## What you are asked to do
In the data below, find each line carrying the string "columnId" and copy it out.

Recorded data
+ + + + +

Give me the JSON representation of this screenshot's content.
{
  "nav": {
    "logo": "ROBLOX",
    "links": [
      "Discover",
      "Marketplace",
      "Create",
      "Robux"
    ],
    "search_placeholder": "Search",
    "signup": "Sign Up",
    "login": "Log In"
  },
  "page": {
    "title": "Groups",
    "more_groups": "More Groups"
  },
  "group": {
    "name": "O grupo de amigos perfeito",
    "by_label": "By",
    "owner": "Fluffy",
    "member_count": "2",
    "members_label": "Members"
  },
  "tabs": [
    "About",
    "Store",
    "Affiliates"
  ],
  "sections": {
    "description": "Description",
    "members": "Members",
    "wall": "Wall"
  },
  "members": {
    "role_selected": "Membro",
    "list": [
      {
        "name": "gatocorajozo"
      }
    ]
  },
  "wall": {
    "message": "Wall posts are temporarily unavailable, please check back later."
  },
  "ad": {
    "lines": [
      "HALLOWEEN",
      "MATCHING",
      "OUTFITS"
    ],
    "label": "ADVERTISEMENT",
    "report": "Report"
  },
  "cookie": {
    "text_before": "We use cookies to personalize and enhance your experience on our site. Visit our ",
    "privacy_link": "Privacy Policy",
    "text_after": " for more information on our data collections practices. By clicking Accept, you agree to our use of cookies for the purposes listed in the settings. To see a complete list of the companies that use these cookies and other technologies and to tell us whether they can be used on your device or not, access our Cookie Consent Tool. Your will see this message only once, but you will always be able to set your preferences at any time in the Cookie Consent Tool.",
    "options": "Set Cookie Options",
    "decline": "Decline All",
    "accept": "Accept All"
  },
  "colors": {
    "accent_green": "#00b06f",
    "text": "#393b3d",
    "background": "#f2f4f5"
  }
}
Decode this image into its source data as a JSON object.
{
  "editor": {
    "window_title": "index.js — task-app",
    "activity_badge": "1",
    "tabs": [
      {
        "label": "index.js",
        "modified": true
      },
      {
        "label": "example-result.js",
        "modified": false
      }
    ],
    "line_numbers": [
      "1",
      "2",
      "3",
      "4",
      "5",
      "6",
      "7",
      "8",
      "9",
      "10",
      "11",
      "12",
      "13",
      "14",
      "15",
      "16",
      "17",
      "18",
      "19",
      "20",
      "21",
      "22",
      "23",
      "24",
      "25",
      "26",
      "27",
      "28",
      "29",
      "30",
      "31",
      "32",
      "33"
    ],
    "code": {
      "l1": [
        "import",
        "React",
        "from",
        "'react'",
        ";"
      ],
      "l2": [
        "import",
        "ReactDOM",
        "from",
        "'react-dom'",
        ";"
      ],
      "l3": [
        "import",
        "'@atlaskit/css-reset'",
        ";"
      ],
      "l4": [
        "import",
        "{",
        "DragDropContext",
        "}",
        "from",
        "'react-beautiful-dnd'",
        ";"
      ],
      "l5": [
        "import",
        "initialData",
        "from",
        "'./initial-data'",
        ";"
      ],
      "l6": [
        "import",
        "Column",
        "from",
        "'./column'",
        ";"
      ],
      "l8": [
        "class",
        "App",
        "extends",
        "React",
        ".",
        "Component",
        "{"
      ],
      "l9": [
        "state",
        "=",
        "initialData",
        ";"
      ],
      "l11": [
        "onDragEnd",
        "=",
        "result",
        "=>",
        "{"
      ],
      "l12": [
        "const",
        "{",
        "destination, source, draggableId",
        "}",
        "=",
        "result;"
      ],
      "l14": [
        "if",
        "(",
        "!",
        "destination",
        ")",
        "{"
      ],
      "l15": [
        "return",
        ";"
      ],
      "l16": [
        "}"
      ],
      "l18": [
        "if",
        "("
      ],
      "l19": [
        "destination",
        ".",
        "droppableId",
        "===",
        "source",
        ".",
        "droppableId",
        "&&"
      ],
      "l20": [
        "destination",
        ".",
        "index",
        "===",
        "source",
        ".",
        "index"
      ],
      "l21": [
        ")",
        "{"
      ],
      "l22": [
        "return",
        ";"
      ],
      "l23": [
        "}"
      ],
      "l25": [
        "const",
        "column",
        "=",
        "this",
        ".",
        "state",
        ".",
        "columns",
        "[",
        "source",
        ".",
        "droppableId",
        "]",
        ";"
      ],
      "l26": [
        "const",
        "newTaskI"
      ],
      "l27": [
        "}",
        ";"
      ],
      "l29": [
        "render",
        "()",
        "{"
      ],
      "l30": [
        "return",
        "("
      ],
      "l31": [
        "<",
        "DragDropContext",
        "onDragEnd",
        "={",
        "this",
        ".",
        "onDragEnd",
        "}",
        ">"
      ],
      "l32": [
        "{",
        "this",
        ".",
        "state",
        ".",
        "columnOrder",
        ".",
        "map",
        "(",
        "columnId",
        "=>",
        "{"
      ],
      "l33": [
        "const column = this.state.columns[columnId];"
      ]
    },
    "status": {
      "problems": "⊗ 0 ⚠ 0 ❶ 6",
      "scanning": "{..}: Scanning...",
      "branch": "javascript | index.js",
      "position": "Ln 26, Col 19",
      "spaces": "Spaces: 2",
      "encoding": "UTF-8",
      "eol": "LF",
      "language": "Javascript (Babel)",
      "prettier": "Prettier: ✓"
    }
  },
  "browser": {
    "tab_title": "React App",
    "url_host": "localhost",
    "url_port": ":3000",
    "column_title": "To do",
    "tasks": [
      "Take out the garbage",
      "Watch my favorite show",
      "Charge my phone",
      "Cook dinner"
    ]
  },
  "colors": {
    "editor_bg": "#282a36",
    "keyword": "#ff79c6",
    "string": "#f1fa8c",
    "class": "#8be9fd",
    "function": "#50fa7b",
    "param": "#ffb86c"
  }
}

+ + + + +

## Exercise solution
        "columnId",
        "const column = this.state.columns[columnId];"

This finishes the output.